Task item: Your answer must be an exact copy of the records below, minus the pictures.

^^^^^^^^^^^^^^^^

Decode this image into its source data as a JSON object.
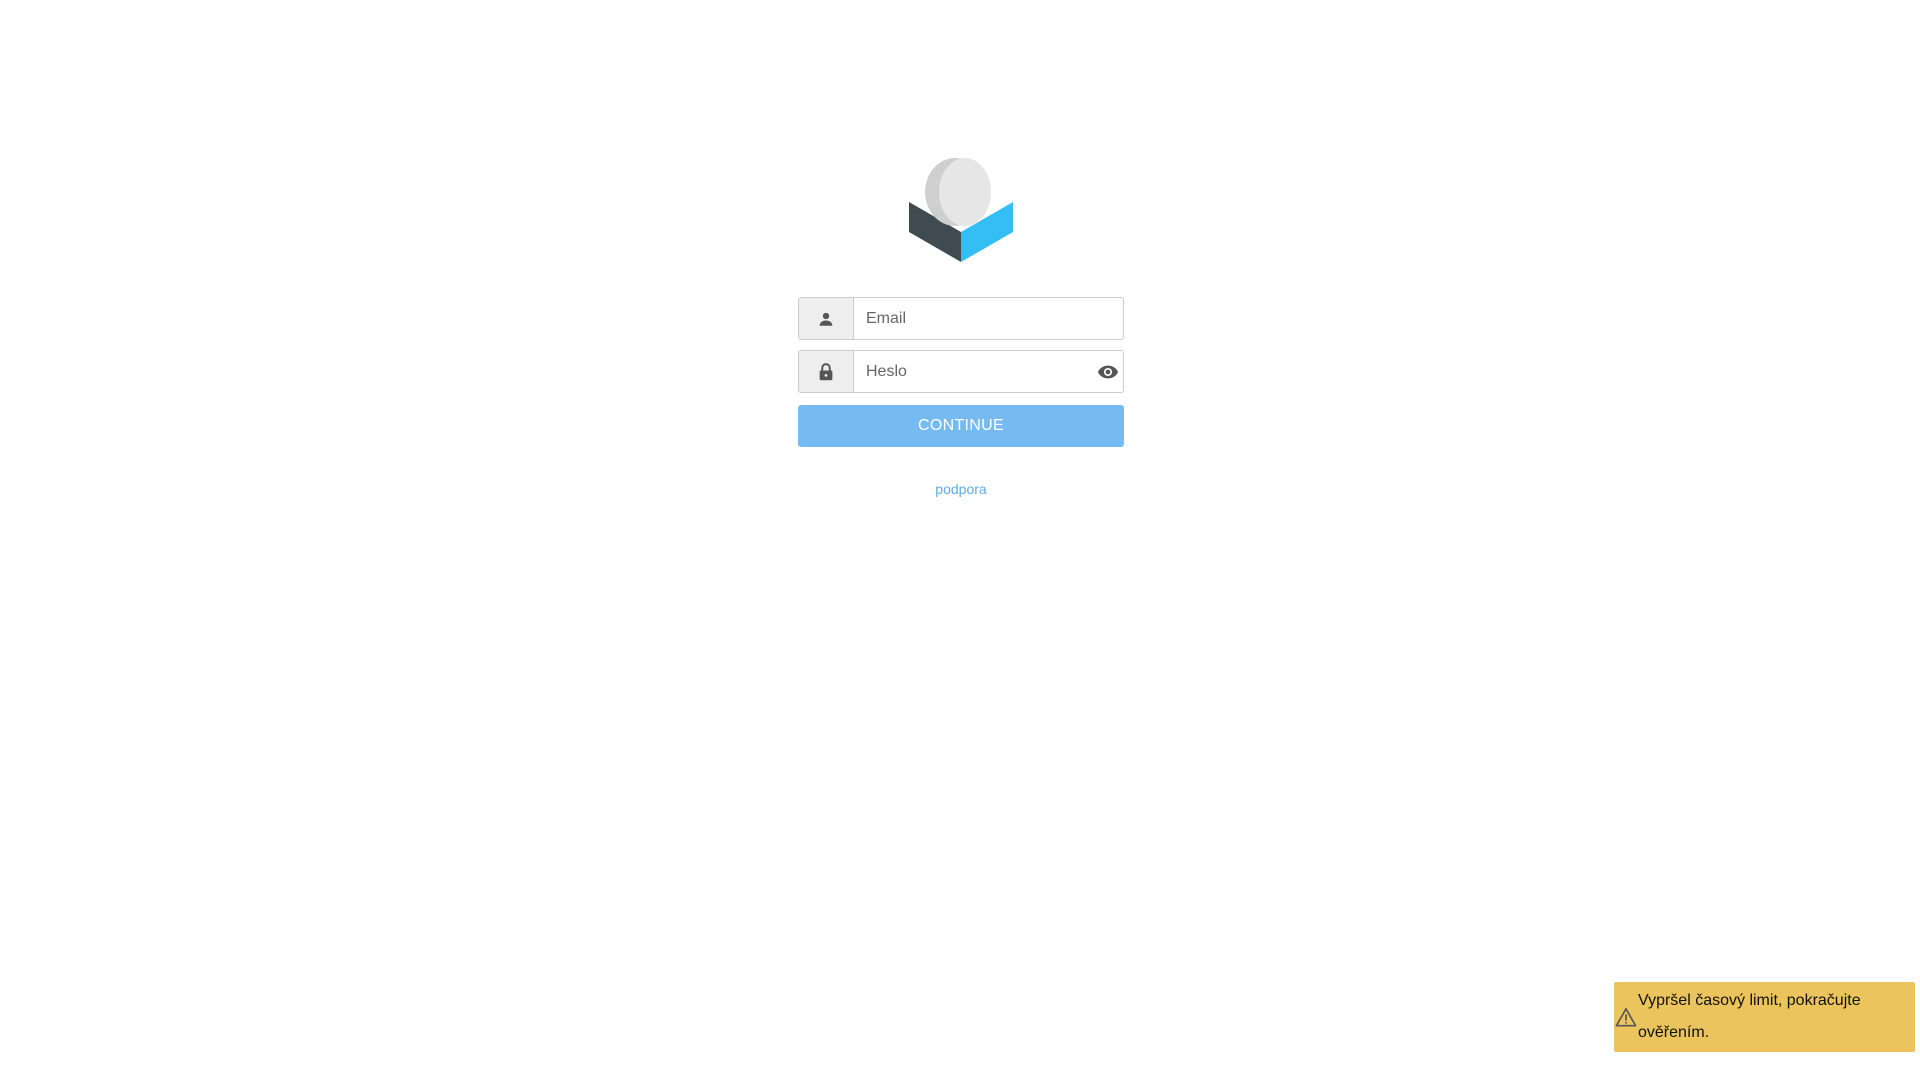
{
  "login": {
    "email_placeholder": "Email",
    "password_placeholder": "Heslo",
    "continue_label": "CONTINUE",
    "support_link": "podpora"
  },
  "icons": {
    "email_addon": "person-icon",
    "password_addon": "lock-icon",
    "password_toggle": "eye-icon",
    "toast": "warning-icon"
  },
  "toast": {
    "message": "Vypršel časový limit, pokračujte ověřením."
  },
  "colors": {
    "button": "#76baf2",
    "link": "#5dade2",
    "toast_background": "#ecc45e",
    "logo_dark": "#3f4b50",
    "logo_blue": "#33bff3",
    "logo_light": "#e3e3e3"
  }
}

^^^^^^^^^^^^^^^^

Completed task:
Decode this image into its source data as a JSON object.
{
  "login": {
    "email_placeholder": "Email",
    "password_placeholder": "Heslo",
    "continue_label": "CONTINUE",
    "support_link": "podpora"
  },
  "icons": {
    "email_addon": "person-icon",
    "password_addon": "lock-icon",
    "password_toggle": "eye-icon",
    "toast": "warning-icon"
  },
  "toast": {
    "message": "Vypršel časový limit, pokračujte ověřením."
  },
  "colors": {
    "button": "#76baf2",
    "link": "#5dade2",
    "toast_background": "#ecc45e",
    "logo_dark": "#3f4b50",
    "logo_blue": "#33bff3",
    "logo_light": "#e3e3e3"
  }
}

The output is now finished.